━━ Given records

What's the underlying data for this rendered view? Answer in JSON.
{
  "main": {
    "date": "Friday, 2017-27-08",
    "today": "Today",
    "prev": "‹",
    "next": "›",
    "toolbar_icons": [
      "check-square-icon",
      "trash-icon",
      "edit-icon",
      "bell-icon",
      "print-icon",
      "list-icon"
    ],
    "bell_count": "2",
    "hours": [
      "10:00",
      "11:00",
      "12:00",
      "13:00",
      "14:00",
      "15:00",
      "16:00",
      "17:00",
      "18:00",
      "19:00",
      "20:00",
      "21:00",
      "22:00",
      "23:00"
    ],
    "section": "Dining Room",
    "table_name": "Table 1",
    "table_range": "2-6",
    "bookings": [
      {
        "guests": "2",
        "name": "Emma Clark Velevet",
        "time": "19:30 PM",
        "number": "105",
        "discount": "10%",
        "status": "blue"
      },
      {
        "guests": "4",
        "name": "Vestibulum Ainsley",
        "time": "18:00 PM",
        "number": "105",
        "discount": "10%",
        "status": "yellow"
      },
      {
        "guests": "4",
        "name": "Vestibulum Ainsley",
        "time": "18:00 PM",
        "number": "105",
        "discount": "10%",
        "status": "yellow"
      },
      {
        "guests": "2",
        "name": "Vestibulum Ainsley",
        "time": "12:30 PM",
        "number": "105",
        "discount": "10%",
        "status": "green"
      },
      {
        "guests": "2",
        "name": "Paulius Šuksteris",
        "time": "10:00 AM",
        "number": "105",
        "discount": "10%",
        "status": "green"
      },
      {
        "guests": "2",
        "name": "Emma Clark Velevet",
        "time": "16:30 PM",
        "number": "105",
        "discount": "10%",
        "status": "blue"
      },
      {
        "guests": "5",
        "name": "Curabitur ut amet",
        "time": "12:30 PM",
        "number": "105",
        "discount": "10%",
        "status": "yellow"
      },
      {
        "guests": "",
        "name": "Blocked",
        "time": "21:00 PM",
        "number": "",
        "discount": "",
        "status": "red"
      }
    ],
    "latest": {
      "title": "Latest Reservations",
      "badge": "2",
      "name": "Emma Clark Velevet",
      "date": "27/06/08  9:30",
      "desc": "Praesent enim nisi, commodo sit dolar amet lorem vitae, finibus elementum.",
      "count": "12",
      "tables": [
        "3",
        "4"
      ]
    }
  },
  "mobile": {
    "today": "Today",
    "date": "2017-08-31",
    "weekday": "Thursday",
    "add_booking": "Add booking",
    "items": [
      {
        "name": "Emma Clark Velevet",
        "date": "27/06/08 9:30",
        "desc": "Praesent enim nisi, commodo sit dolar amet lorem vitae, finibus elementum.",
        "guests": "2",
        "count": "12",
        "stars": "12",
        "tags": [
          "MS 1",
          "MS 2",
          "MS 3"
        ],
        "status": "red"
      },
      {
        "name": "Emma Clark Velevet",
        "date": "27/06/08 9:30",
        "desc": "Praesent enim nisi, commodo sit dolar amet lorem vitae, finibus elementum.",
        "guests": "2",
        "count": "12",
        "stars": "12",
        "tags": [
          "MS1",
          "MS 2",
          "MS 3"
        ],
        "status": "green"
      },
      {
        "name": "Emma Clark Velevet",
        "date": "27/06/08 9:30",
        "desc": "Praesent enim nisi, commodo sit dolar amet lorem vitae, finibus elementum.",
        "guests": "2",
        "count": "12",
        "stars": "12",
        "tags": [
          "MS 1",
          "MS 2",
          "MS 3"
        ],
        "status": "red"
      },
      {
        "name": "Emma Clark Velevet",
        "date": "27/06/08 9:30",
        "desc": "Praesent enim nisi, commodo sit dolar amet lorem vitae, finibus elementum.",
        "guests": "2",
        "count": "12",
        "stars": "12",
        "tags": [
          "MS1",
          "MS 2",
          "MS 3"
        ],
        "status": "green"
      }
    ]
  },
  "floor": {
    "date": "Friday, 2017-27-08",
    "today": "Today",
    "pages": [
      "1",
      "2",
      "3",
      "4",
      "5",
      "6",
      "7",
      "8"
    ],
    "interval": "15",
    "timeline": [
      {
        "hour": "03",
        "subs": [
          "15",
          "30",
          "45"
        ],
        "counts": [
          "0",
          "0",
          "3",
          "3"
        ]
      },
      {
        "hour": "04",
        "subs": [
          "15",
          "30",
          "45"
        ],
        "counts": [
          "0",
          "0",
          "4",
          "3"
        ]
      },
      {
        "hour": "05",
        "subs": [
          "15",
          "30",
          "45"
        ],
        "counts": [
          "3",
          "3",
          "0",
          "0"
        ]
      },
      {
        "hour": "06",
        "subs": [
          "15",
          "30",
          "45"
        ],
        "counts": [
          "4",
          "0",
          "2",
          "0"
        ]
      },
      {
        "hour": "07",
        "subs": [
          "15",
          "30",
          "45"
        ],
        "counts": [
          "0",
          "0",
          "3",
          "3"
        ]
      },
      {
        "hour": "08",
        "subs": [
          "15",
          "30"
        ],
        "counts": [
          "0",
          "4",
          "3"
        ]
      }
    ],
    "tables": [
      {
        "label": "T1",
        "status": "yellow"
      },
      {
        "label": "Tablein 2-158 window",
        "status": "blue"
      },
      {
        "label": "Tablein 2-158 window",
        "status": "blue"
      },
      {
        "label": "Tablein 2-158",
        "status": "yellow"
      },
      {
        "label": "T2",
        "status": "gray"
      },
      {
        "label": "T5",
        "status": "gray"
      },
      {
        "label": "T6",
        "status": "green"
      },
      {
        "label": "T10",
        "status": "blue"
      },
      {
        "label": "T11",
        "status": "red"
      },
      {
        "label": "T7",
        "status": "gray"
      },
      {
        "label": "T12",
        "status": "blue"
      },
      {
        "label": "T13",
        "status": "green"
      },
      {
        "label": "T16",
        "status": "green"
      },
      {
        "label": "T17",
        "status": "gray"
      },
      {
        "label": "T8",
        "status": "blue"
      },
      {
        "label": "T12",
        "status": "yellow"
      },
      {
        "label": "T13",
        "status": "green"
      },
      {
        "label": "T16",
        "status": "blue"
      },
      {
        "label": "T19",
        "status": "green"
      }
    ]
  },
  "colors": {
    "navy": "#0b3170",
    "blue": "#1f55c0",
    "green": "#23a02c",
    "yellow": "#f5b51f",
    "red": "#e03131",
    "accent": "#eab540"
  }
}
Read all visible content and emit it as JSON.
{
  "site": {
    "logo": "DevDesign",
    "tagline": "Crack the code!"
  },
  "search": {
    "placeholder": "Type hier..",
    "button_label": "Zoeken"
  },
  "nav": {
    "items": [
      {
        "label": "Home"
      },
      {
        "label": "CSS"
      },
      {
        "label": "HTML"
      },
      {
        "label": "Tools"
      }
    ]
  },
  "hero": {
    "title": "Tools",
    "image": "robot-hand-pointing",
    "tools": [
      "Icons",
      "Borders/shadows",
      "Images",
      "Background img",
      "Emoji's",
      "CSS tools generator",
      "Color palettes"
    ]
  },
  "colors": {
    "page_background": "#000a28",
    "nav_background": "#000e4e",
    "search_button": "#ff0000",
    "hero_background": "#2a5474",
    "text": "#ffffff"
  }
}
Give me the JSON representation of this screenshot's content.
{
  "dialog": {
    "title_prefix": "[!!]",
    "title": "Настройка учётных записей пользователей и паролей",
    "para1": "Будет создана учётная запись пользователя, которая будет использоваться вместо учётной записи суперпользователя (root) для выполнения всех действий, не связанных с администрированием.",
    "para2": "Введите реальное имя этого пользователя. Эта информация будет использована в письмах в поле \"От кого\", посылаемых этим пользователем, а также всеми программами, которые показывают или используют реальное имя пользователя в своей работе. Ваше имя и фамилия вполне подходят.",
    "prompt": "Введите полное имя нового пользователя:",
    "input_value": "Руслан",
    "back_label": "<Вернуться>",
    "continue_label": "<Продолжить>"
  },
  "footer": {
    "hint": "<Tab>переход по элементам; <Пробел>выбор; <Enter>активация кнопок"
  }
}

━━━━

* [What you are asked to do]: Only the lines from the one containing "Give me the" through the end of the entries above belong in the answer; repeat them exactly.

* [Output below]:
Give me the JSON representation of this screenshot's content.
{
  "dialog": {
    "title_prefix": "[!!]",
    "title": "Настройка учётных записей пользователей и паролей",
    "para1": "Будет создана учётная запись пользователя, которая будет использоваться вместо учётной записи суперпользователя (root) для выполнения всех действий, не связанных с администрированием.",
    "para2": "Введите реальное имя этого пользователя. Эта информация будет использована в письмах в поле \"От кого\", посылаемых этим пользователем, а также всеми программами, которые показывают или используют реальное имя пользователя в своей работе. Ваше имя и фамилия вполне подходят.",
    "prompt": "Введите полное имя нового пользователя:",
    "input_value": "Руслан",
    "back_label": "<Вернуться>",
    "continue_label": "<Продолжить>"
  },
  "footer": {
    "hint": "<Tab>переход по элементам; <Пробел>выбор; <Enter>активация кнопок"
  }
}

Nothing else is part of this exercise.